Props were scant: a chaise lounge, a harpsichord and two sets of fake plastic Parisian wrought-iron patio chairs with little round tables to match. A drifty somnambulant jazz piano was plunking away, random notes seemingly going nowhere.
Not a word had yet been spoken, and yet I had a feeling that the evening was already doomed.
Enter the cast, walking across the stage with costuming suggesting modern times — then a quick time-travel moment back to the early 19th century era of the play. Did I miss something? Was that intentional or my mind playing tricks on me?

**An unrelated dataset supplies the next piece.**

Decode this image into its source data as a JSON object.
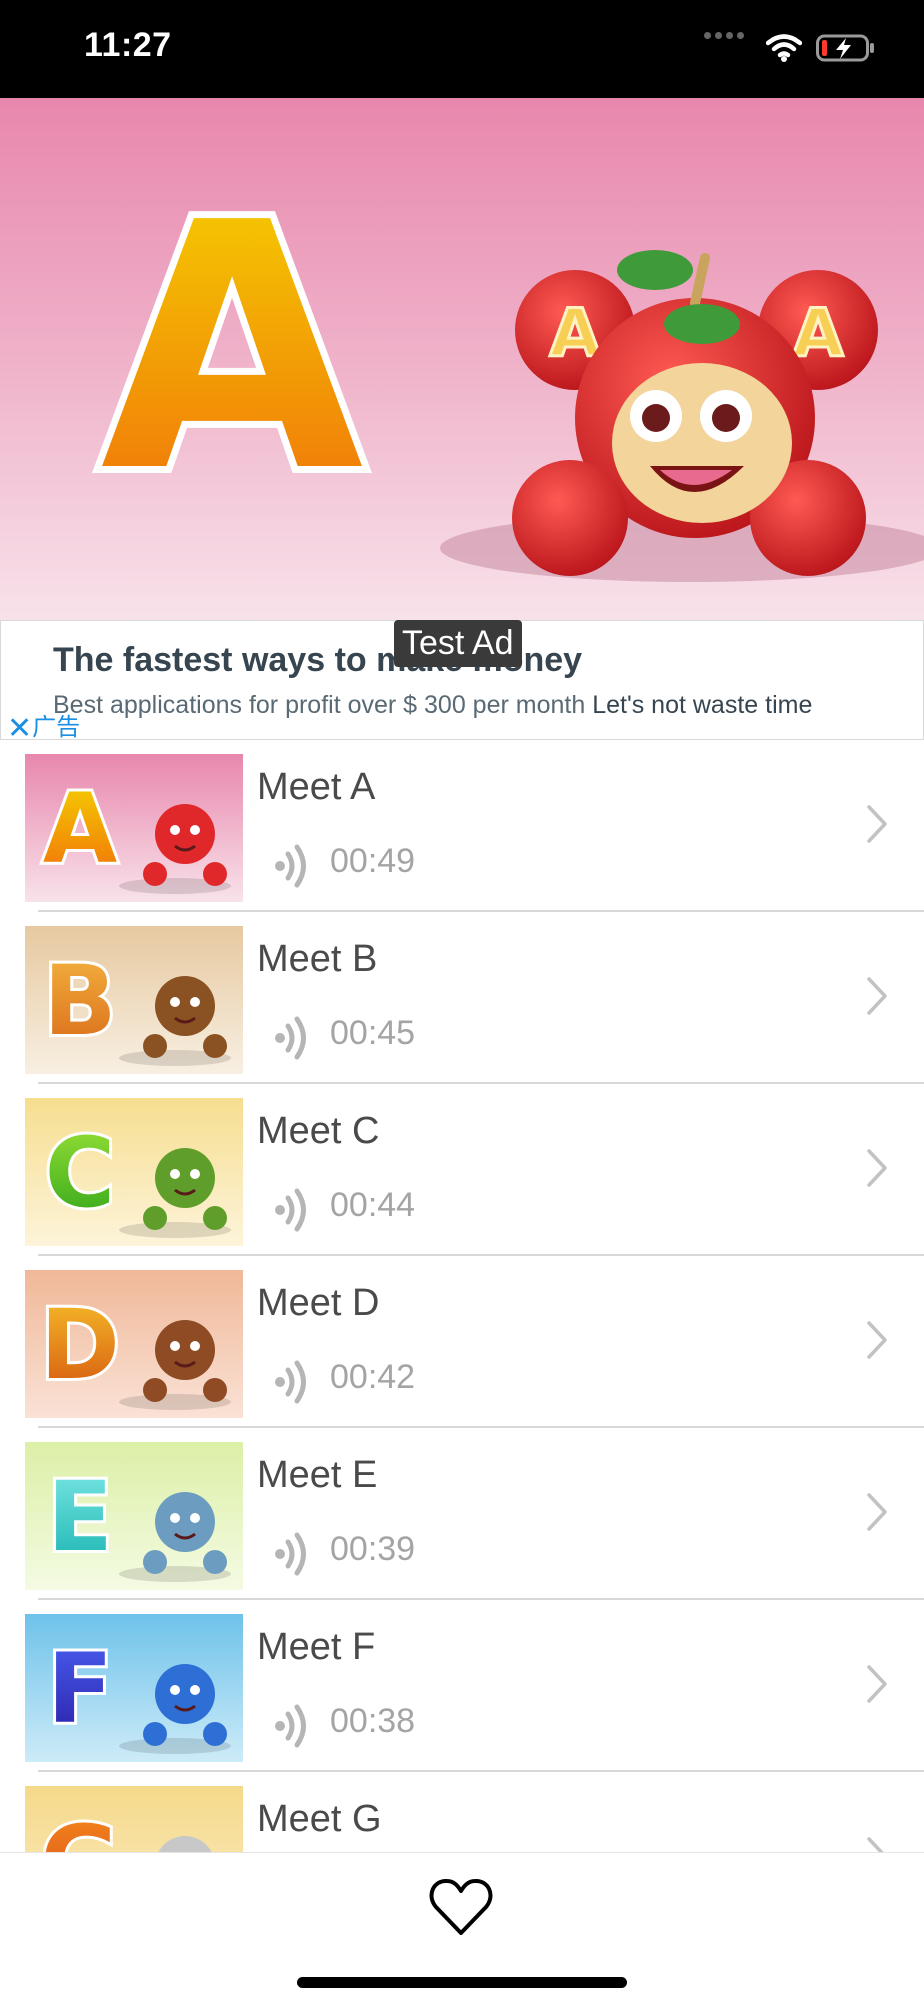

No matter. Despite all the elaborate trimmings, this was still the same old Fairchild Theatre at its acoustic worst. Actors had to shout to be heard and were still often indistinct. One needs to know the storyline of this play beforehand to be able to figure out what is going on.
I spent most of the first act looking back and forth at my program, trying to figure out which actor was which character. Program notes suggested that the script had been pared down from the original novel. But with 24 characters, many of them virtually interchangeable, it took a while for a few memorable individuals to emerge from the pack.
Chief among them was Taylor Blair, in the lead role of Elizabeth Bennet. Blair marched across the stage with authoritative, enthusiastic aggressiveness, imbuing her character with appropriate spunk and pizzazz. She stood out from her coterie of less impressive sisters, none of whom achieved much more than being visible on stage.
Contrasting the nondescript sisters, Mr. and Mrs. Bennet, played by Matt Greenbaum and Margaret Turbett, respectively, were over-the-top comic caricatures — Greenbaum screaming his lines and Turbett responding with shrill shrieks. Yikes.
In between these two extremes were Elizabeth’s two suitors. Mr. Darcy (Curran Jacobs) strutted arrogantly, his chest puffed out like a peacock. Mr. Collins (Maxwell Sanders), on the other hand, got inappropriate laughs for his range of excessively exaggerated, stork-like mannerisms. Its no surprise that Elizabeth had trouble choosing between these beautiful, prissy losers. Whatever they had to say for themselves, however, was lost in the rafters of Fairchild.
Overall, this production suffered from a lack of context — no clear sense of time or place — and was further hurt by the venue’s sound problems.
“Pride and Prejudice”
MSU Department of Theatre 7:30 p.m. Wednesday, Feb. 24 and Thursday, Feb. 25; 8 p.m. Friday, Feb. 26; 2 p.m. and 8 p.m. Saturday, Feb. 27; 2 p.m. Sunday, Feb. 28 Fairchild Theatre 542 Auditorium Road, East Lansing (517) 432-2000, whartoncenter.com